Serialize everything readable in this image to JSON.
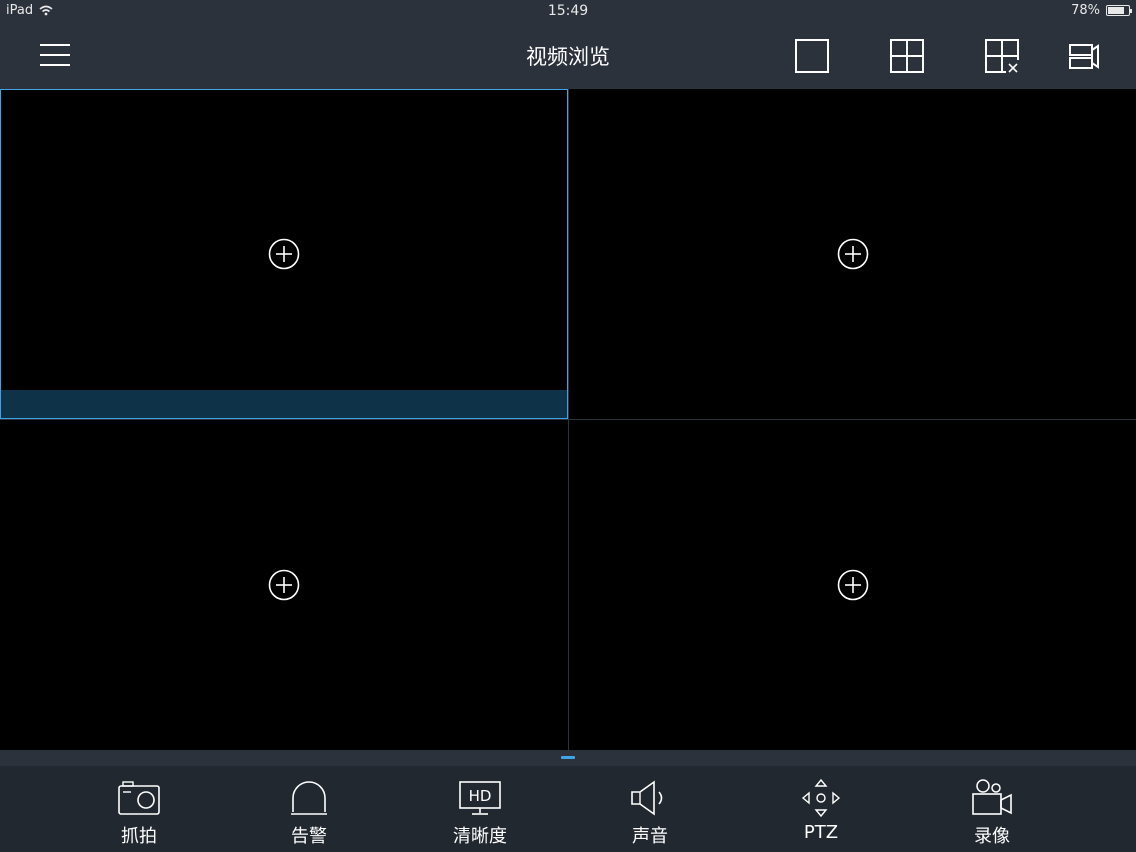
{
  "status_bar": {
    "device": "iPad",
    "time": "15:49",
    "battery": "78%",
    "battery_level": 0.78
  },
  "header": {
    "title": "视频浏览",
    "menu_icon": "hamburger-icon",
    "layout_single_icon": "single-view-icon",
    "layout_quad_icon": "quad-view-icon",
    "close_all_icon": "close-all-views-icon",
    "record_list_icon": "camera-list-icon"
  },
  "video_grid": {
    "cells": [
      {
        "name": "video-cell-1",
        "selected": true,
        "icon": "add-circle-icon"
      },
      {
        "name": "video-cell-2",
        "selected": false,
        "icon": "add-circle-icon"
      },
      {
        "name": "video-cell-3",
        "selected": false,
        "icon": "add-circle-icon"
      },
      {
        "name": "video-cell-4",
        "selected": false,
        "icon": "add-circle-icon"
      }
    ]
  },
  "toolbar": {
    "items": [
      {
        "label": "抓拍",
        "icon": "camera-icon"
      },
      {
        "label": "告警",
        "icon": "alarm-icon"
      },
      {
        "label": "清晰度",
        "icon": "hd-icon"
      },
      {
        "label": "声音",
        "icon": "speaker-icon"
      },
      {
        "label": "PTZ",
        "icon": "ptz-arrows-icon"
      },
      {
        "label": "录像",
        "icon": "video-camera-icon"
      }
    ]
  },
  "colors": {
    "background": "#2b323c",
    "toolbar": "#222830",
    "accent": "#3fa4e6",
    "selected_bar": "#0e3349"
  }
}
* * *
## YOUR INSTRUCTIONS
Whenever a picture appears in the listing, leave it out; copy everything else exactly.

## ANSWER AREA
Serialize everything readable in this image to JSON.
{
  "status_bar": {
    "device": "iPad",
    "time": "15:49",
    "battery": "78%",
    "battery_level": 0.78
  },
  "header": {
    "title": "视频浏览",
    "menu_icon": "hamburger-icon",
    "layout_single_icon": "single-view-icon",
    "layout_quad_icon": "quad-view-icon",
    "close_all_icon": "close-all-views-icon",
    "record_list_icon": "camera-list-icon"
  },
  "video_grid": {
    "cells": [
      {
        "name": "video-cell-1",
        "selected": true,
        "icon": "add-circle-icon"
      },
      {
        "name": "video-cell-2",
        "selected": false,
        "icon": "add-circle-icon"
      },
      {
        "name": "video-cell-3",
        "selected": false,
        "icon": "add-circle-icon"
      },
      {
        "name": "video-cell-4",
        "selected": false,
        "icon": "add-circle-icon"
      }
    ]
  },
  "toolbar": {
    "items": [
      {
        "label": "抓拍",
        "icon": "camera-icon"
      },
      {
        "label": "告警",
        "icon": "alarm-icon"
      },
      {
        "label": "清晰度",
        "icon": "hd-icon"
      },
      {
        "label": "声音",
        "icon": "speaker-icon"
      },
      {
        "label": "PTZ",
        "icon": "ptz-arrows-icon"
      },
      {
        "label": "录像",
        "icon": "video-camera-icon"
      }
    ]
  },
  "colors": {
    "background": "#2b323c",
    "toolbar": "#222830",
    "accent": "#3fa4e6",
    "selected_bar": "#0e3349"
  }
}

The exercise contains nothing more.